Record extracts
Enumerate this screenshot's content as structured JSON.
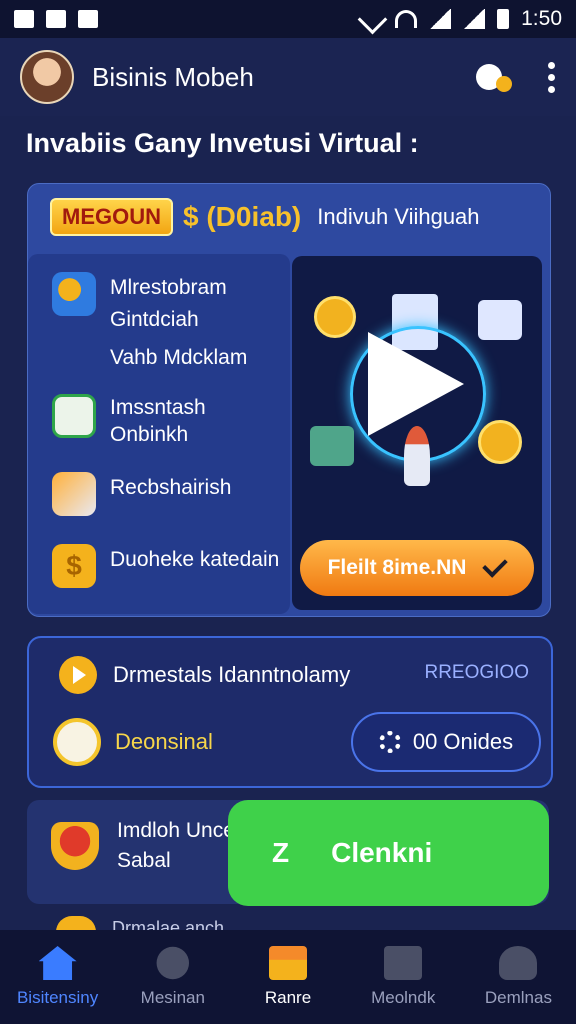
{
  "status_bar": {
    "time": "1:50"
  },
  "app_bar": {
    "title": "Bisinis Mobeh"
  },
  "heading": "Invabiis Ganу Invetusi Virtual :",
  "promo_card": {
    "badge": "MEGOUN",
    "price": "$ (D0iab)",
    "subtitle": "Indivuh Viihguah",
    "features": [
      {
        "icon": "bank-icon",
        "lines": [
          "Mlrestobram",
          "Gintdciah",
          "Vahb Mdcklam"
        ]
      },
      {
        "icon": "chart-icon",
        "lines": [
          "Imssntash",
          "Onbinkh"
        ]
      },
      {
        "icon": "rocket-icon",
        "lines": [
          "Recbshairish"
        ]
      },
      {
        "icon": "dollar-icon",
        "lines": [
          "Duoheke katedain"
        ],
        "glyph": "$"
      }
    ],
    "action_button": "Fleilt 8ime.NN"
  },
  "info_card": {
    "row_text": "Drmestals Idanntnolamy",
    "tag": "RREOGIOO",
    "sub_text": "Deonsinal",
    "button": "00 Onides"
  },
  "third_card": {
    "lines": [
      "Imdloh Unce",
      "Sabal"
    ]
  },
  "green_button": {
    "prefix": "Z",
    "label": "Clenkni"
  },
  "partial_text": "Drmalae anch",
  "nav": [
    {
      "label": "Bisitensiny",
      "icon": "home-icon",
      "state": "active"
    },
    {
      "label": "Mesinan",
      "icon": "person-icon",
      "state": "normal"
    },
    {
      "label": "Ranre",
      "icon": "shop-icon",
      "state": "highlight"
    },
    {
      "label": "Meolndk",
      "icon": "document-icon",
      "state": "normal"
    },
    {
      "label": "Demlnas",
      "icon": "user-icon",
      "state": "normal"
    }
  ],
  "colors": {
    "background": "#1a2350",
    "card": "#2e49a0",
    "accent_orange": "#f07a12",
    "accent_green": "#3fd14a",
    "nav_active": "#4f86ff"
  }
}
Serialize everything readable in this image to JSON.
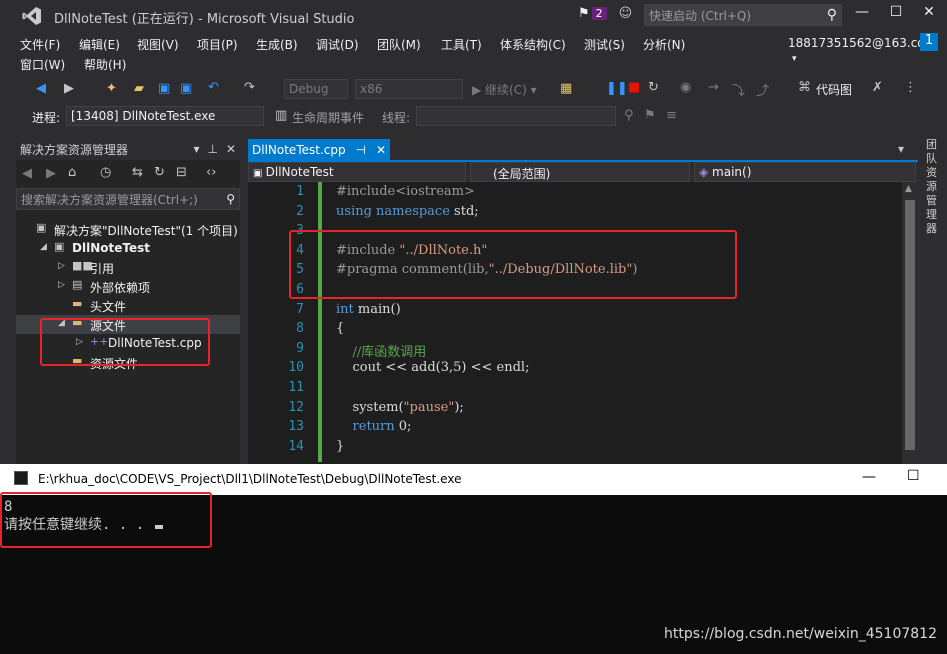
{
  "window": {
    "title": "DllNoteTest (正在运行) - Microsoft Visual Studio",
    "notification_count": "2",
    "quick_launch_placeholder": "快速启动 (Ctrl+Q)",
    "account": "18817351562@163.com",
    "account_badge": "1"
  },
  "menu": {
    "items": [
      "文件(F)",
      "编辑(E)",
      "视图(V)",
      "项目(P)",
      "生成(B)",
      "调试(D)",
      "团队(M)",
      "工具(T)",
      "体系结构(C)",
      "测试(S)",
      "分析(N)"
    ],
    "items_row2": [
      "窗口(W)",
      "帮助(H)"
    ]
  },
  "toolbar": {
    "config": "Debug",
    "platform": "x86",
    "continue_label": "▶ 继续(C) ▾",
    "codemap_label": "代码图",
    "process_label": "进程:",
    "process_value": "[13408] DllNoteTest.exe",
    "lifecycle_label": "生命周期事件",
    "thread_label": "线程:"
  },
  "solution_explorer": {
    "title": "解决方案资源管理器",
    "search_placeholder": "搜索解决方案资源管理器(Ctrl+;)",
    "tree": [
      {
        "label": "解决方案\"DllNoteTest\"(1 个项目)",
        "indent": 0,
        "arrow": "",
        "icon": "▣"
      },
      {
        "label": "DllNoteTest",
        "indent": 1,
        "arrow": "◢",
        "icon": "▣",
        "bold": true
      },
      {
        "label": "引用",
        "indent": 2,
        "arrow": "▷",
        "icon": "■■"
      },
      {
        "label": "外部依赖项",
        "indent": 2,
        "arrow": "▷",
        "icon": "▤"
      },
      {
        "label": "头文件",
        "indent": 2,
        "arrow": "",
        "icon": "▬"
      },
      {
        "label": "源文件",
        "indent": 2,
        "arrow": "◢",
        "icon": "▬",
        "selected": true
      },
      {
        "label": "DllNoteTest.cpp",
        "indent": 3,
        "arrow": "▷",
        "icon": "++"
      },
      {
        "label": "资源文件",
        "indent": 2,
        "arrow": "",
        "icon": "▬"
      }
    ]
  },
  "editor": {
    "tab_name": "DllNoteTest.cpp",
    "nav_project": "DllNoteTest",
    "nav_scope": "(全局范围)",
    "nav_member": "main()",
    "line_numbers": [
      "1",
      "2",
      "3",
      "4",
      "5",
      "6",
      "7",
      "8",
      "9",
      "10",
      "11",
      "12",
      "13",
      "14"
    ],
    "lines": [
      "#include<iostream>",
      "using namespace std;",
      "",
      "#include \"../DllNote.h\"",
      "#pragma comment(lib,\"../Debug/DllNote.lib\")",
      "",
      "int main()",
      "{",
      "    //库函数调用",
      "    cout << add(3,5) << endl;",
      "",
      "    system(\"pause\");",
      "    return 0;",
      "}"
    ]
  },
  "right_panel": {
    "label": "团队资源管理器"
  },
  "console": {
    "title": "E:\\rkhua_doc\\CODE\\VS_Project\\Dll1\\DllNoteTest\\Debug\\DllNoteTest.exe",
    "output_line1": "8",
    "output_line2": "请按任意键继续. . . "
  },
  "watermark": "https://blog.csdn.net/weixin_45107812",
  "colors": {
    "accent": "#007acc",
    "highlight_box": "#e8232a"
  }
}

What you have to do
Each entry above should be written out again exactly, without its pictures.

Solution
Enumerate this screenshot's content as structured JSON.
{
  "status_bar": {
    "time": "1:50"
  },
  "app_bar": {
    "title": "Bisinis Mobeh"
  },
  "heading": "Invabiis Ganу Invetusi Virtual :",
  "promo_card": {
    "badge": "MEGOUN",
    "price": "$ (D0iab)",
    "subtitle": "Indivuh Viihguah",
    "features": [
      {
        "icon": "bank-icon",
        "lines": [
          "Mlrestobram",
          "Gintdciah",
          "Vahb Mdcklam"
        ]
      },
      {
        "icon": "chart-icon",
        "lines": [
          "Imssntash",
          "Onbinkh"
        ]
      },
      {
        "icon": "rocket-icon",
        "lines": [
          "Recbshairish"
        ]
      },
      {
        "icon": "dollar-icon",
        "lines": [
          "Duoheke katedain"
        ],
        "glyph": "$"
      }
    ],
    "action_button": "Fleilt 8ime.NN"
  },
  "info_card": {
    "row_text": "Drmestals Idanntnolamy",
    "tag": "RREOGIOO",
    "sub_text": "Deonsinal",
    "button": "00 Onides"
  },
  "third_card": {
    "lines": [
      "Imdloh Unce",
      "Sabal"
    ]
  },
  "green_button": {
    "prefix": "Z",
    "label": "Clenkni"
  },
  "partial_text": "Drmalae anch",
  "nav": [
    {
      "label": "Bisitensiny",
      "icon": "home-icon",
      "state": "active"
    },
    {
      "label": "Mesinan",
      "icon": "person-icon",
      "state": "normal"
    },
    {
      "label": "Ranre",
      "icon": "shop-icon",
      "state": "highlight"
    },
    {
      "label": "Meolndk",
      "icon": "document-icon",
      "state": "normal"
    },
    {
      "label": "Demlnas",
      "icon": "user-icon",
      "state": "normal"
    }
  ],
  "colors": {
    "background": "#1a2350",
    "card": "#2e49a0",
    "accent_orange": "#f07a12",
    "accent_green": "#3fd14a",
    "nav_active": "#4f86ff"
  }
}
Serialize everything readable in this image to JSON.
{
  "window": {
    "title": "DllNoteTest (正在运行) - Microsoft Visual Studio",
    "notification_count": "2",
    "quick_launch_placeholder": "快速启动 (Ctrl+Q)",
    "account": "18817351562@163.com",
    "account_badge": "1"
  },
  "menu": {
    "items": [
      "文件(F)",
      "编辑(E)",
      "视图(V)",
      "项目(P)",
      "生成(B)",
      "调试(D)",
      "团队(M)",
      "工具(T)",
      "体系结构(C)",
      "测试(S)",
      "分析(N)"
    ],
    "items_row2": [
      "窗口(W)",
      "帮助(H)"
    ]
  },
  "toolbar": {
    "config": "Debug",
    "platform": "x86",
    "continue_label": "▶ 继续(C) ▾",
    "codemap_label": "代码图",
    "process_label": "进程:",
    "process_value": "[13408] DllNoteTest.exe",
    "lifecycle_label": "生命周期事件",
    "thread_label": "线程:"
  },
  "solution_explorer": {
    "title": "解决方案资源管理器",
    "search_placeholder": "搜索解决方案资源管理器(Ctrl+;)",
    "tree": [
      {
        "label": "解决方案\"DllNoteTest\"(1 个项目)",
        "indent": 0,
        "arrow": "",
        "icon": "▣"
      },
      {
        "label": "DllNoteTest",
        "indent": 1,
        "arrow": "◢",
        "icon": "▣",
        "bold": true
      },
      {
        "label": "引用",
        "indent": 2,
        "arrow": "▷",
        "icon": "■■"
      },
      {
        "label": "外部依赖项",
        "indent": 2,
        "arrow": "▷",
        "icon": "▤"
      },
      {
        "label": "头文件",
        "indent": 2,
        "arrow": "",
        "icon": "▬"
      },
      {
        "label": "源文件",
        "indent": 2,
        "arrow": "◢",
        "icon": "▬",
        "selected": true
      },
      {
        "label": "DllNoteTest.cpp",
        "indent": 3,
        "arrow": "▷",
        "icon": "++"
      },
      {
        "label": "资源文件",
        "indent": 2,
        "arrow": "",
        "icon": "▬"
      }
    ]
  },
  "editor": {
    "tab_name": "DllNoteTest.cpp",
    "nav_project": "DllNoteTest",
    "nav_scope": "(全局范围)",
    "nav_member": "main()",
    "line_numbers": [
      "1",
      "2",
      "3",
      "4",
      "5",
      "6",
      "7",
      "8",
      "9",
      "10",
      "11",
      "12",
      "13",
      "14"
    ],
    "lines": [
      "#include<iostream>",
      "using namespace std;",
      "",
      "#include \"../DllNote.h\"",
      "#pragma comment(lib,\"../Debug/DllNote.lib\")",
      "",
      "int main()",
      "{",
      "    //库函数调用",
      "    cout << add(3,5) << endl;",
      "",
      "    system(\"pause\");",
      "    return 0;",
      "}"
    ]
  },
  "right_panel": {
    "label": "团队资源管理器"
  },
  "console": {
    "title": "E:\\rkhua_doc\\CODE\\VS_Project\\Dll1\\DllNoteTest\\Debug\\DllNoteTest.exe",
    "output_line1": "8",
    "output_line2": "请按任意键继续. . . "
  },
  "watermark": "https://blog.csdn.net/weixin_45107812",
  "colors": {
    "accent": "#007acc",
    "highlight_box": "#e8232a"
  }
}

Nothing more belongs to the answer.